Nik Tarascio: That’s right. I think it’s very counter in aviation that once you fly private, you are also kind of separating yourself. There is this idea of I’ve kind of pulled myself away from the masses. And a buddy of mine, John Levy, who I interviewed on the podcast, he’s a really interesting guy that talks about the science of influence and connection. And he said, “Yes, Maslow’s hierarchy is accurate. At a base level, you want to have your food and shelter and all that stuff.” But he says, “But do you know people that have chosen not to eat to fit into a group? Because if you do, it says that sometimes belonging is actually more important than those basic survival needs.”
And I thought a lot about that. I think that is true that sometimes when we go down this road of this excessive wealth and these things like private jets, it actually becomes more of an isolation tool than a way to feel connected because now people come with their hand out, they assume things about you. They suddenly think like, well, you have the money, you have a jet. Gimme, gimme, gimme. And it becomes a transactional relationship.

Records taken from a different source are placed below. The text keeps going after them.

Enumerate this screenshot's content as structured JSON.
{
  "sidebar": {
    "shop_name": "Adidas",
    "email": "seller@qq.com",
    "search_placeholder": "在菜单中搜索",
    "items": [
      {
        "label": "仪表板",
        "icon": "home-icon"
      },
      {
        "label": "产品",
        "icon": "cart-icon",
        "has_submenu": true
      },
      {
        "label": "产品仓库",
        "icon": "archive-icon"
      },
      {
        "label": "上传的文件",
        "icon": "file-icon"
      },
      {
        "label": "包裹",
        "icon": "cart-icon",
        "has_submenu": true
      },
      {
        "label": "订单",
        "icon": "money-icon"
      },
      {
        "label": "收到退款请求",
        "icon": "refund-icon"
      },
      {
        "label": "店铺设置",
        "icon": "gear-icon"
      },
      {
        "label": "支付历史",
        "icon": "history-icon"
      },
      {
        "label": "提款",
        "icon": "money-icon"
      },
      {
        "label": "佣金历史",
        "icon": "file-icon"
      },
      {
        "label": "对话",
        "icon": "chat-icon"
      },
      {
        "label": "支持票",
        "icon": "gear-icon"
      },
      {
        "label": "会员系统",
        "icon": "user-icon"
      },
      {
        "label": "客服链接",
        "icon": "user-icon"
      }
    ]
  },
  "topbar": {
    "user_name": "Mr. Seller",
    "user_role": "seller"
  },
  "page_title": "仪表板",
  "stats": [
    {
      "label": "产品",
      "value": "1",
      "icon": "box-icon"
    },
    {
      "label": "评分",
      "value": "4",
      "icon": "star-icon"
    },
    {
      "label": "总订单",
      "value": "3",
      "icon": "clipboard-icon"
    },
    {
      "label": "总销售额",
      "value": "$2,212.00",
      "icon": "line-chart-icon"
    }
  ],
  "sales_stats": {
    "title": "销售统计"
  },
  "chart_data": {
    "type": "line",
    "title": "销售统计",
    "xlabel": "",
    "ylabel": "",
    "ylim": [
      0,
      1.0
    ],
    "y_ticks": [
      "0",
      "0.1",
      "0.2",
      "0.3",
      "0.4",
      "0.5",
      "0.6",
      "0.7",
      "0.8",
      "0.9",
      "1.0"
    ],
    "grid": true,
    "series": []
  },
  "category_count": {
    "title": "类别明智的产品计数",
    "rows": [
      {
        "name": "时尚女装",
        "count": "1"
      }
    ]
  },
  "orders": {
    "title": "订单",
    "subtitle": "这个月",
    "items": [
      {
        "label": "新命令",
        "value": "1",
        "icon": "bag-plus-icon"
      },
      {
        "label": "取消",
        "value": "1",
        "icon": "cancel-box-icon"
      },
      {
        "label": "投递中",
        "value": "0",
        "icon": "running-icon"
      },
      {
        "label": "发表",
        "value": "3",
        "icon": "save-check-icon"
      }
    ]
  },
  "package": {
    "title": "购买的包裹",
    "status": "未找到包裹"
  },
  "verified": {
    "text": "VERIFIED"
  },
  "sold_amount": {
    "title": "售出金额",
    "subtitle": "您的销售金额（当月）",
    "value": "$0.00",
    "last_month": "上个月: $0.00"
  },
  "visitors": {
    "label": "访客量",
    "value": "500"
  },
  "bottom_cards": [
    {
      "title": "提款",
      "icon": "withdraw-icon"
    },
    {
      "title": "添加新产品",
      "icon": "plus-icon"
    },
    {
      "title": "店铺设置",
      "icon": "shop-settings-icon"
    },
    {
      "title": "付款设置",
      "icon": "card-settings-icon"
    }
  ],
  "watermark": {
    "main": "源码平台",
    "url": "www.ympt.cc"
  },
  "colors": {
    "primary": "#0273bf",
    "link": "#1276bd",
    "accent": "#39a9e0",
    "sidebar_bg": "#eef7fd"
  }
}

So, I think it is so important for someone stepping into this world to be really intentional about cultivating meaningful connection and not using the jet as that, I’m going to show off, because now, the only reason people are talking to me is because I have a plane. And I’ve seen that happen many times over.
Justin Donald: Yeah. Great thoughts and concepts. And I just really appreciate your perspective in this space. This is so cool. I love having just an open conversation about something that I think a lot of people may never talk about. And I like giving people a glimpse of what is out there if this is the right fit for them. So, for those that are interested, either now or in the future, how can they learn more about you and more about your charter company? Where can they go?
Nik Tarascio: Sure. So, they can check out Ventura Jet, as in Ace Ventura. And you could go there. You could check out my book Own Your Own Plane: It Costs Less Than You Think on Amazon. Or you could even just find me on Instagram, niktarascio. And I’m pretty informal about this. I just like talking about airplanes, so find a way to reach out, I’m happy to chat.
Justin Donald: I love it. Well, one of the things that I love to do is end each episode with a question, a simple question for my audience. And that’s this. What’s one step that you can take today that can move you towards financial freedom and move you towards a life that is on your terms, not a life by default, but rather a life by design? Thanks so much, and we’ll catch you next week.
Nik Tarascio: Thanks for having me.